The Critical 'I'

Read. React. Repeat.

Tuesday, June 22, 2004

My friend Chris recently dropped his longtime (407) area code mobile phone number in favor of one in (202). Why? Because he now lives and works in (202) territory, and doing business while carrying a (407) area code proved to be awkward when dealing with other (202)-based business contacts.

Why should this be? After all, we're living in a world where you can now hold onto your mobile phone number indefinitely, almost regardless of where you actually live. Combine that with the increasing number of folks who are forgoing landline phones in favor of mobile-only, and increasing number of locales that are requiring ten-digit dialing for local calls, and you'd think that a person's area code would connote nothing upon which to base an assumption.

In Chris' case, the background is even more convoluted. He had his (407) number for several years, during which time he had his residence in DC, his official work office in Northern California, and his actual work location in Chicago and other Midwestern cities. With that maze of geography, his mobile number was the only assured way of contacting him. Now that he's shedded himself of the California connection and the business travel, having a Florida-based number no longer makes sense--allegedly.

I'm wondering if such things will continue to be an issue. Little indications I see around here, in (727) and (813) land, tell me that it will. I see plenty of ads, business signs and everyday announcements that don't bother to include a contact phone number's area code. I get increasingly annoyed at this. The area's covered by two area codes (and even more, if you go only a few miles beyond metro), and it's flat-out dumb to assume everyone's going to know which area code to use.
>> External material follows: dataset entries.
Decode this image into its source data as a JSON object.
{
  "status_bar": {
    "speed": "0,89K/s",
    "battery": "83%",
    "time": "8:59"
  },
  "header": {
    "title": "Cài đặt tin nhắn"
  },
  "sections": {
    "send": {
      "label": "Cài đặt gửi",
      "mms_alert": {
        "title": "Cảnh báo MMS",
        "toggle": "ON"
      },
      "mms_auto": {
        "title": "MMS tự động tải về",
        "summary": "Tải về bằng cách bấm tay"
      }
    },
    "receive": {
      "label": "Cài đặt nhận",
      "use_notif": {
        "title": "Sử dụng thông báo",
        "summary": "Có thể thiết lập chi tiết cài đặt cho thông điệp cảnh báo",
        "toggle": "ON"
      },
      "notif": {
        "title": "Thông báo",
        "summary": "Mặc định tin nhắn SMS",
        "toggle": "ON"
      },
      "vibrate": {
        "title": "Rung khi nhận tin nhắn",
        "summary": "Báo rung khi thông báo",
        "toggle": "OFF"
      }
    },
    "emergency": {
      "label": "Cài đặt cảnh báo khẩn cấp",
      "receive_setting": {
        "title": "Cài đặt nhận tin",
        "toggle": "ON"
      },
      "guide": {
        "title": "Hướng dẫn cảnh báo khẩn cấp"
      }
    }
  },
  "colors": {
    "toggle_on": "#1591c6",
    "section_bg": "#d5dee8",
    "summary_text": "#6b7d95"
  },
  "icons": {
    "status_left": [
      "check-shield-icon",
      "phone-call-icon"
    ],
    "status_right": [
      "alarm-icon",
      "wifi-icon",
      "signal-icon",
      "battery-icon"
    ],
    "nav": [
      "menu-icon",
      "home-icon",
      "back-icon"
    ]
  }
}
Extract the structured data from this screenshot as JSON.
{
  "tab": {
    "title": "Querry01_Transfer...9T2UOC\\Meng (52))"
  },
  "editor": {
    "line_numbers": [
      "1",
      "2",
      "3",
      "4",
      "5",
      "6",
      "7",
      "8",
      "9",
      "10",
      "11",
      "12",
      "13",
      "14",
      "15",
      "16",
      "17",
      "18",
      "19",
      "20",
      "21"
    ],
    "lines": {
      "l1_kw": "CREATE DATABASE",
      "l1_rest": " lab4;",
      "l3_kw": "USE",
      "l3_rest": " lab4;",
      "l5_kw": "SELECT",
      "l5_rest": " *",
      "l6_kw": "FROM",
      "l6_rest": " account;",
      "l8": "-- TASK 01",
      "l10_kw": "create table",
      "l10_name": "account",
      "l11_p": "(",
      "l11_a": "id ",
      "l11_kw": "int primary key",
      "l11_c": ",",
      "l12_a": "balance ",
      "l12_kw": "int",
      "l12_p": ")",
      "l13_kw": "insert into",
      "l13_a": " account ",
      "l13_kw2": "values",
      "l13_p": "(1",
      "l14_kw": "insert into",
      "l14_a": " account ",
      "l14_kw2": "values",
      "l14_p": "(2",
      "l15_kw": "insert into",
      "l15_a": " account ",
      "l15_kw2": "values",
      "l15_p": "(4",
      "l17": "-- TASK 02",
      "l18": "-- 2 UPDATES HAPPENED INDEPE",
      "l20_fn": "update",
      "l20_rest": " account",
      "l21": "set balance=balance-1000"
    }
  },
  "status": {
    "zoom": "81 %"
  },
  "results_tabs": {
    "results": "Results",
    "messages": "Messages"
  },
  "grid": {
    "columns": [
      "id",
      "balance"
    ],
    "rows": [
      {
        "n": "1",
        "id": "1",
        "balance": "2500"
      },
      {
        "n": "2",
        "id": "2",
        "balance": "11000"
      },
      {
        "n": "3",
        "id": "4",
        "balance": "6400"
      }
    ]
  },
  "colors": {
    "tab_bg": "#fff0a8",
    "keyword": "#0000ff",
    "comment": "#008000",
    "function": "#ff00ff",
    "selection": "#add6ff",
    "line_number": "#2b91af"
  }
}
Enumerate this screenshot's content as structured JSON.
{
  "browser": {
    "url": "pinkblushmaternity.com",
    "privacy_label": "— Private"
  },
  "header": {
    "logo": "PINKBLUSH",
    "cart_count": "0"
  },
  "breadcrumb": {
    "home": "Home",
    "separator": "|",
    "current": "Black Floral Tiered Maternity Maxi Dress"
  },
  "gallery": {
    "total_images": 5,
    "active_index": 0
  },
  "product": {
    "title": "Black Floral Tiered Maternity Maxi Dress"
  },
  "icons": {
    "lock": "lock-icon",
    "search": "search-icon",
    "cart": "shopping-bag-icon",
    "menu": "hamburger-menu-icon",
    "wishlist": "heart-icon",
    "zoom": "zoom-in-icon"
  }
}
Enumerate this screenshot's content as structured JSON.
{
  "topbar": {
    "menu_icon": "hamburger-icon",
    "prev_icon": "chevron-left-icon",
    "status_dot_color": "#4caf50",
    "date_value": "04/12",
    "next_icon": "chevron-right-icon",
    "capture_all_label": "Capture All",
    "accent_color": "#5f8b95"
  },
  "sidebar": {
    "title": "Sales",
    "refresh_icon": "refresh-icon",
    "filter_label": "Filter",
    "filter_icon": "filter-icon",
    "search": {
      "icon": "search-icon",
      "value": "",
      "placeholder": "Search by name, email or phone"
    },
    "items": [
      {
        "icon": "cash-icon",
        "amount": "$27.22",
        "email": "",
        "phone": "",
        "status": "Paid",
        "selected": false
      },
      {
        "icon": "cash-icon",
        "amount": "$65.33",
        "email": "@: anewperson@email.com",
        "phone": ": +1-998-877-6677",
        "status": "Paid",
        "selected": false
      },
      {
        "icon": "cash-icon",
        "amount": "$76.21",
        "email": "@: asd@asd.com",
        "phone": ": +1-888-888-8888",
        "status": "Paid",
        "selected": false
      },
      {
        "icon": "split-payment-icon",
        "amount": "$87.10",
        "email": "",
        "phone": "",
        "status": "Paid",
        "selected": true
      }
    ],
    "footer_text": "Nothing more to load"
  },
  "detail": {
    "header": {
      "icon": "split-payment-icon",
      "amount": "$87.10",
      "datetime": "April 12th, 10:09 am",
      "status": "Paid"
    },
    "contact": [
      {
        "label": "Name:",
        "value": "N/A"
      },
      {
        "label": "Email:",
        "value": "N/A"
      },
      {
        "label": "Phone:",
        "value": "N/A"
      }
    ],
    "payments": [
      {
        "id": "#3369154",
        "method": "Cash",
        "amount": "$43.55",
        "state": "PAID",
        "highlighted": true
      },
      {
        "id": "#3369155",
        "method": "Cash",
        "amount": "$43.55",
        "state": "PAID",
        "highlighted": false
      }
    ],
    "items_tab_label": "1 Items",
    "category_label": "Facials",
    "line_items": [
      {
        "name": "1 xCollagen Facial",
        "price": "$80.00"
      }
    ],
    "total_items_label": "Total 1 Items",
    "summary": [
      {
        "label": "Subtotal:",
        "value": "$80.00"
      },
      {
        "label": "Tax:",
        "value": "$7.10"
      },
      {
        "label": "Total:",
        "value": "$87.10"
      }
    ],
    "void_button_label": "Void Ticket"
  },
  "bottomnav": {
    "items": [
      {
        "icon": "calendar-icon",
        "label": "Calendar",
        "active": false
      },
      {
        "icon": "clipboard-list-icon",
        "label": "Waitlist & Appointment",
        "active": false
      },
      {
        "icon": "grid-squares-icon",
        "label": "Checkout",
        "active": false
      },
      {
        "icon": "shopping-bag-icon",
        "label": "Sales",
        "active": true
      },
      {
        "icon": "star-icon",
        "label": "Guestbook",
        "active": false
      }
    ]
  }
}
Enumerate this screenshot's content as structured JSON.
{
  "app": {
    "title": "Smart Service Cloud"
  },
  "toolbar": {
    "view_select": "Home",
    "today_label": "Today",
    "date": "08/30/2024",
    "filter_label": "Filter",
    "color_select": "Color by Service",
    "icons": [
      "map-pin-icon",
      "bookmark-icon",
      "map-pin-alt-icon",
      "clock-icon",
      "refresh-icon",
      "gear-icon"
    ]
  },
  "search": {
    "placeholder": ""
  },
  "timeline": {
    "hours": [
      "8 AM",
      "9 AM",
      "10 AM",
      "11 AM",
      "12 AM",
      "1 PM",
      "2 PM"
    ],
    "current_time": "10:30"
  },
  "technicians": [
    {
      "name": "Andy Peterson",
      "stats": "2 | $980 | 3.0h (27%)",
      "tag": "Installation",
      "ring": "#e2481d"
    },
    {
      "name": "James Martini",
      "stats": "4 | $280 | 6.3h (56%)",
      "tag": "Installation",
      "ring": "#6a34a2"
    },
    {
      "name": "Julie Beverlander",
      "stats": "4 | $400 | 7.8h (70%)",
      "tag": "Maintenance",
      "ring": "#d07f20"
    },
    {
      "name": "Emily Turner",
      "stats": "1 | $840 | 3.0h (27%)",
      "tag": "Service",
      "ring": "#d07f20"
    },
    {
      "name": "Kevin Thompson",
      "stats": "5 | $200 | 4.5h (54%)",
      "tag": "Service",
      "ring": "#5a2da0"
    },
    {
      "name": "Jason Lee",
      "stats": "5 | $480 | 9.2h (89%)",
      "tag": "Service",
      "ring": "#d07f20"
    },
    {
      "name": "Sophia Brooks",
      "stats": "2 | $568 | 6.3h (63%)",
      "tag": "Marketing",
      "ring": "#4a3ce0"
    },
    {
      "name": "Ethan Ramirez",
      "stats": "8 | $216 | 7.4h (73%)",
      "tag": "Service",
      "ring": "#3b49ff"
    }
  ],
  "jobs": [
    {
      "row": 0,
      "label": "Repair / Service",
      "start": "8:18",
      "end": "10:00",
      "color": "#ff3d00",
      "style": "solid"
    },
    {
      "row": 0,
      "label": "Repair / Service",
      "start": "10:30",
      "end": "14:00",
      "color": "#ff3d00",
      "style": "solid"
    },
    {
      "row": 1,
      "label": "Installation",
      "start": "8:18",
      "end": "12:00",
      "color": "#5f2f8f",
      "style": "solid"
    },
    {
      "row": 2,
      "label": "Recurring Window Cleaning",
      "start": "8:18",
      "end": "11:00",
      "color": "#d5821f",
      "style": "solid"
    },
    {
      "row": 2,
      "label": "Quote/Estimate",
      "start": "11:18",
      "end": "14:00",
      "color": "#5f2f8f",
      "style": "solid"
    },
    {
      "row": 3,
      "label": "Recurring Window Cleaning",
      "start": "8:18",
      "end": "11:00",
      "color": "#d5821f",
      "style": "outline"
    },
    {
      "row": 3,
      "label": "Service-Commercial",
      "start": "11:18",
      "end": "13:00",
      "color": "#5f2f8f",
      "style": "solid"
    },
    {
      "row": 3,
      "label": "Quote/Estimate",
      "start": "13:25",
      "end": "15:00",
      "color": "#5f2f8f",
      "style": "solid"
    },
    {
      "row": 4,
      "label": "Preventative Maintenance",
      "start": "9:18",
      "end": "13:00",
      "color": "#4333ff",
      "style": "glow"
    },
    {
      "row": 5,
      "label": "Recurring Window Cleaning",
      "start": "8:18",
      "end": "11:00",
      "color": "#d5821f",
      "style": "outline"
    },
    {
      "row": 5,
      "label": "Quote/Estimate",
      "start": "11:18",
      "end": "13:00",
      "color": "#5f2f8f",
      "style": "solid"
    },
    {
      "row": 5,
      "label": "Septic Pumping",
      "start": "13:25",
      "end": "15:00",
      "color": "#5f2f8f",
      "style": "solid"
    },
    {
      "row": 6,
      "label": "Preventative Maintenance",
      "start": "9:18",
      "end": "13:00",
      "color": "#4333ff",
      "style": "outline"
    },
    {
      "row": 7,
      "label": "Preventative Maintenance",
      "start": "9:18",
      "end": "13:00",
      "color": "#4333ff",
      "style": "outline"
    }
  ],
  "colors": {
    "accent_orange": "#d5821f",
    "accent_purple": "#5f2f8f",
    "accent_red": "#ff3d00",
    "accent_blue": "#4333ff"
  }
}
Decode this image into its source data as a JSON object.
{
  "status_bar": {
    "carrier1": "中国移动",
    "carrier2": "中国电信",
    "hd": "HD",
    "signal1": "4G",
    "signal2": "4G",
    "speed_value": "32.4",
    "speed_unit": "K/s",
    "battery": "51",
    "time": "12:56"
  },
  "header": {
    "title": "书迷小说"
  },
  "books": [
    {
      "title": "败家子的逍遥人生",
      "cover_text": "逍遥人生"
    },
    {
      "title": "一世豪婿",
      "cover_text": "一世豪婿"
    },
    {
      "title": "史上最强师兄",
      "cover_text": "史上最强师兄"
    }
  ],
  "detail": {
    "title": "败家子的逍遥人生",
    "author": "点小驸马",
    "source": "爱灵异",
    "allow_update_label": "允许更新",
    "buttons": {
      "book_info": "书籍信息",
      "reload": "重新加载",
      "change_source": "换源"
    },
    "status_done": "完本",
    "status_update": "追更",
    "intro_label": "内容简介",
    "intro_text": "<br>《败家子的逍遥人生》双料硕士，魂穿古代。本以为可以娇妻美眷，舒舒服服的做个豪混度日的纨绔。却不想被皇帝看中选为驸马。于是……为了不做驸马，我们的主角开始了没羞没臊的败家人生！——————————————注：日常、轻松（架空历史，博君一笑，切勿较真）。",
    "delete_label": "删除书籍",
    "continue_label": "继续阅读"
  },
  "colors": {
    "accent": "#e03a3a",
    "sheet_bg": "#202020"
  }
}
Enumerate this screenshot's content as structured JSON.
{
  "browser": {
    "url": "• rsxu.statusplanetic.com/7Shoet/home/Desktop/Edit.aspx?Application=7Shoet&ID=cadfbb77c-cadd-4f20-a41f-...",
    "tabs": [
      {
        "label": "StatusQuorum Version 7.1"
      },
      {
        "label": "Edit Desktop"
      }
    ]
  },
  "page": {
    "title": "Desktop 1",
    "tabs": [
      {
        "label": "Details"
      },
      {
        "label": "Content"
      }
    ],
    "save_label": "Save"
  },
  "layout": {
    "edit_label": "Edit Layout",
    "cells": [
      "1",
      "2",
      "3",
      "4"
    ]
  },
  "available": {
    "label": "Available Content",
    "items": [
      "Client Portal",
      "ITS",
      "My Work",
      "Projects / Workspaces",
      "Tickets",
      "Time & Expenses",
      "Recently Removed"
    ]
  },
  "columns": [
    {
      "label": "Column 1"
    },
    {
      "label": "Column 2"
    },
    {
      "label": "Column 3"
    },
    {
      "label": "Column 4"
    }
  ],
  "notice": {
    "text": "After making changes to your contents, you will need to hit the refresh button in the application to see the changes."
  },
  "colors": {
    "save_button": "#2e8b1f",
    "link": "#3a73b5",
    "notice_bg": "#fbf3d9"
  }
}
Is it really that hard to memorize a phone number with an area code? When ten-digit dialing does come to the Tampa Bay area, I imagine a ton of people are going to blow a capillary trying to deal with that.